Instructions to follow:
Identify every line in the records below that contains the word "color", and copy each of those lines.

Extracted data entries

<<<<

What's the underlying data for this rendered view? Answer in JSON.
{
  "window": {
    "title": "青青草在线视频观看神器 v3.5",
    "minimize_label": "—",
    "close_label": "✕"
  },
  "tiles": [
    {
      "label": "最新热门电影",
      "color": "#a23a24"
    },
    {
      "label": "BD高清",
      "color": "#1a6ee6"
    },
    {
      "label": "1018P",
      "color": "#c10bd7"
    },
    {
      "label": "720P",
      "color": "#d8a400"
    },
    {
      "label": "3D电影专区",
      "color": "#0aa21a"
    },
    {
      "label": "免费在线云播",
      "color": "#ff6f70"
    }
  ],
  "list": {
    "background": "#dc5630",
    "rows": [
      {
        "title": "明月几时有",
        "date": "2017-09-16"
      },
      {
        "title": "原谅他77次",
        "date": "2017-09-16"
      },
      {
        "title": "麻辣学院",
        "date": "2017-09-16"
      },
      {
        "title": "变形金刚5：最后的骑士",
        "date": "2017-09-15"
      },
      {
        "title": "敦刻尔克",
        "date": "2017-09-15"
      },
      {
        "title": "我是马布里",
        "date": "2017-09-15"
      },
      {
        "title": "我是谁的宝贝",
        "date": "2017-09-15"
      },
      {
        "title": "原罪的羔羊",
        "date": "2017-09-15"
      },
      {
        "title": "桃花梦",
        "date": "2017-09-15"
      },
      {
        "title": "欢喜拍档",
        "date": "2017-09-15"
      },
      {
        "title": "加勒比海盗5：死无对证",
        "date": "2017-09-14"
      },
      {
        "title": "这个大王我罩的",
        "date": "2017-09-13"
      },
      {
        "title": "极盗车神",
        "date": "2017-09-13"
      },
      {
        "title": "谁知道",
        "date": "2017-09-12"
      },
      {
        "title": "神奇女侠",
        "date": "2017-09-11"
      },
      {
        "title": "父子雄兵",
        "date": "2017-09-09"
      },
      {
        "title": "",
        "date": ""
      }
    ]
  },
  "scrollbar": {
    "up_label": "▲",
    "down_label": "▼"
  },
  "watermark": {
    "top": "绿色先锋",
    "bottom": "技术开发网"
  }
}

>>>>

Finished task:
      "color": "#a23a24"
      "color": "#1a6ee6"
      "color": "#c10bd7"
      "color": "#d8a400"
      "color": "#0aa21a"
      "color": "#ff6f70"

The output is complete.